Like Moore and Kollie, agriculture remains the primary source of income for approximately 80 percent of the country’s population, the Liberia Institute of Statistics and Geo-Information Services (LIGIS) revealed. 

Productivity levels in the sector are also low and the country relies on imports for most major commodities. The country imports around 300,000 tons of its staple food - rice - each year, to feed the population.

“This is unacceptable,” the Project Coordinator, who doubles as AfricaRice Country Representative, Dr. Inoussa Akintayo, told the Daily Observer in an interview in 2021. “Liberia has all it takes to become the hub of agricultural activities in the West African and Mano River regions.”

“Arable lands are abundant, rainfall is plentiful and the climate conditions are most of the time favorable. There are a lot of rivers for aquaculture activities,” he said.

However, the distribution of the improved tilapia fingerlings and the Nerica-L19 rice seeds, Akintayo said during the tour over the weekend, is part of efforts to encourage farmers to produce beyond the subsistence level.

He stressed that climate-smart farming methods like the IRFFS technology should be encouraged among farming communities to discourage other activities that could harm the environment.  

 “We are preparing to improve our living conditions today, but we should also think about the next generation,” said Dr. Akintayo. “Today we have the forest, but the next generation may suffer when we poorly manage what we have now.”

He also noted that IRFFS is an effort aimed at curbing the impact of climate change on food production.

The project also has a variety of labor-saving equipment that reduces farmers’ workload and accelerates their productivity. 

The Agro-Mechanic and Processing Specialist of the project, Dr. Ahouansou Roger disclosed that plans are underway to train farmers on the operations and maintenance of the locally fabricated equipment, which include power tillers, moldboard plows, disk plows, rakes, driving seats. Others are drum seeders, upland seeders, and rice harvesters. 

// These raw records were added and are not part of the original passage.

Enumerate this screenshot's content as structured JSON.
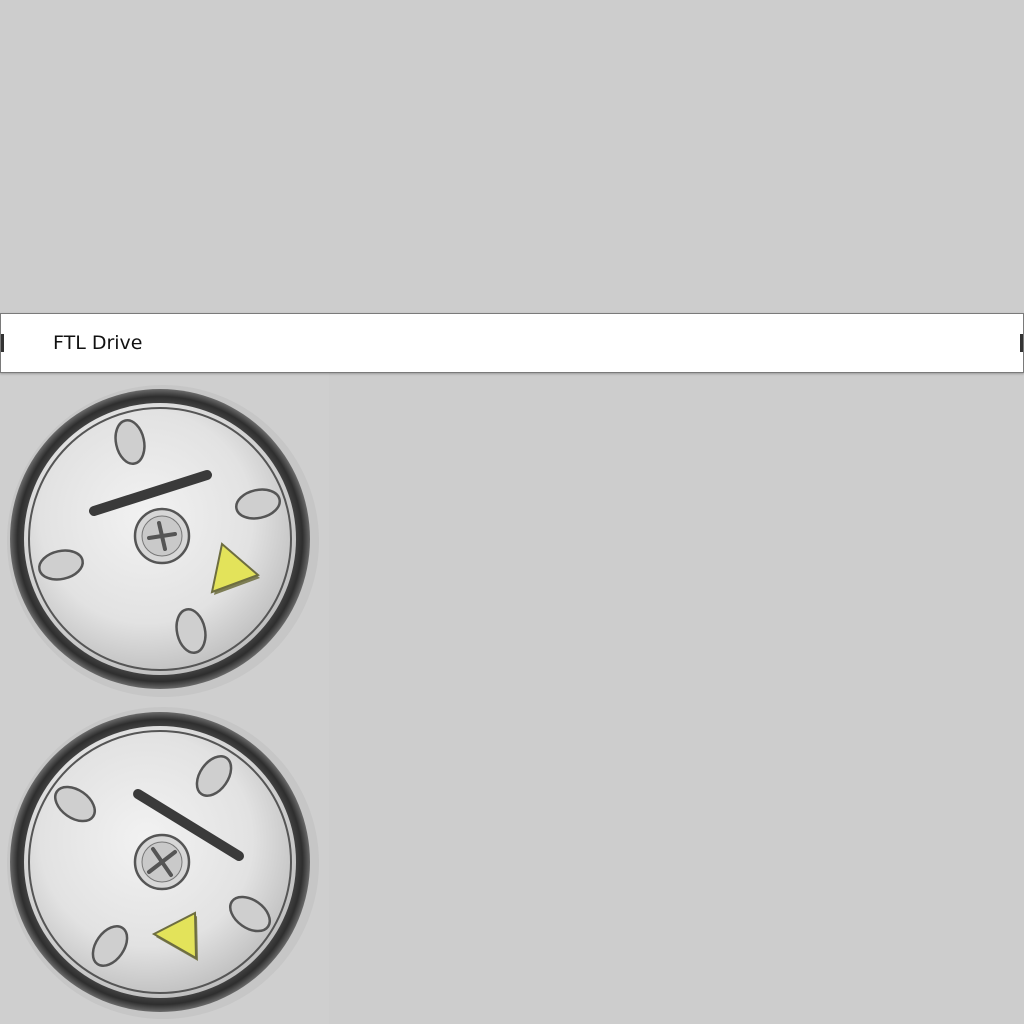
{
  "window": {
    "title": "FTL Drive"
  },
  "dials": [
    {
      "name": "dial-1",
      "needle_angle_deg": -17,
      "indicator": "arrow-right"
    },
    {
      "name": "dial-2",
      "needle_angle_deg": 34,
      "indicator": "arrow-left"
    }
  ],
  "colors": {
    "background": "#cdcdcd",
    "title_bar": "#ffffff",
    "dial_rim": "#3c3c3c",
    "dial_face": "#e6e6e6",
    "indicator": "#e3e35a"
  },
  "icons": [
    "screw-icon",
    "triangle-indicator-icon"
  ]
}
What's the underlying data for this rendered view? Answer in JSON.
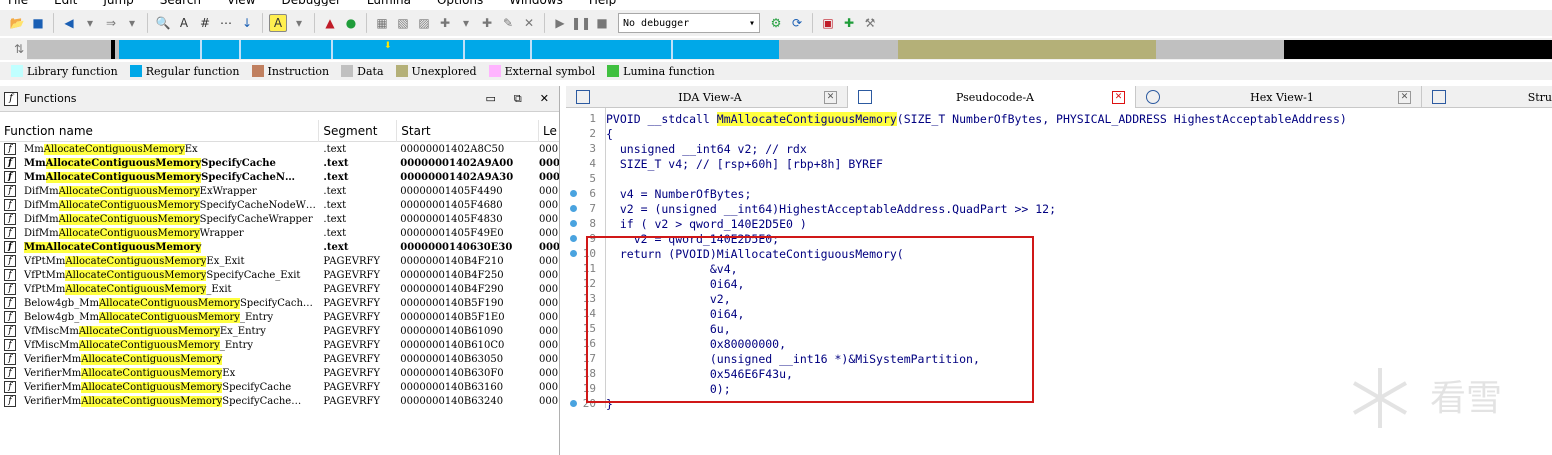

Providing statistics on the project so far, Communication Specialist, George A. Harris, in a presentation disclosed that there has been an increase in the consumption, production level of beneficiary households regarding fish and rice. 

“Study of the availability of fish and rice among beneficiaries in 2020, the start year of the project, shows that household members consumed 7 kilograms of fish and 104 kilograms of rice. But this has increased to 9 kg fish and 124 rice since the beneficiaries adopted the IRFFS,” Harris said.

In terms of the production of fish and rice under the project, while they were producing 1 ton of rice per hectare, it increased to 4.5 tons in 2023, and from 0.5 tons per hectare to 2 tons per hectare under the new method.

There is also an increase in the production adopted by households, especially among women and youths, he said.

“With no women-headed households involved in the new farming innovation in 2020, the number of women who adopted the practice had increased to 170 in 2023, though only 99 were being targeted under the project,” he noted.  

There are a total of 174 young people involved, far exceeding the 66 that the project had initially targeted.

The IRFFS is also a climate-smart technology that discourages deforestation and encourages sustainable land use, such as wetlands. It is contributing to or improves carbon repossession, land restoration, biodiversity conservation, and soil and land productivity while at the same time evaluating the social economic aspect of forest preservation on livelihood development.

Multi-national organizations AfricaRice and WorldFish are implementing the initiative in partnership with the National Fisheries and Aquaculture Authority (NaFAA), Central Agricultural Research Institute (CARI), and the Ministry of Agriculture (MoA).

The innovative IRFFS, the stakeholders believe, will not only catapult farmers out of poverty but also sustainable farming practices initiatives.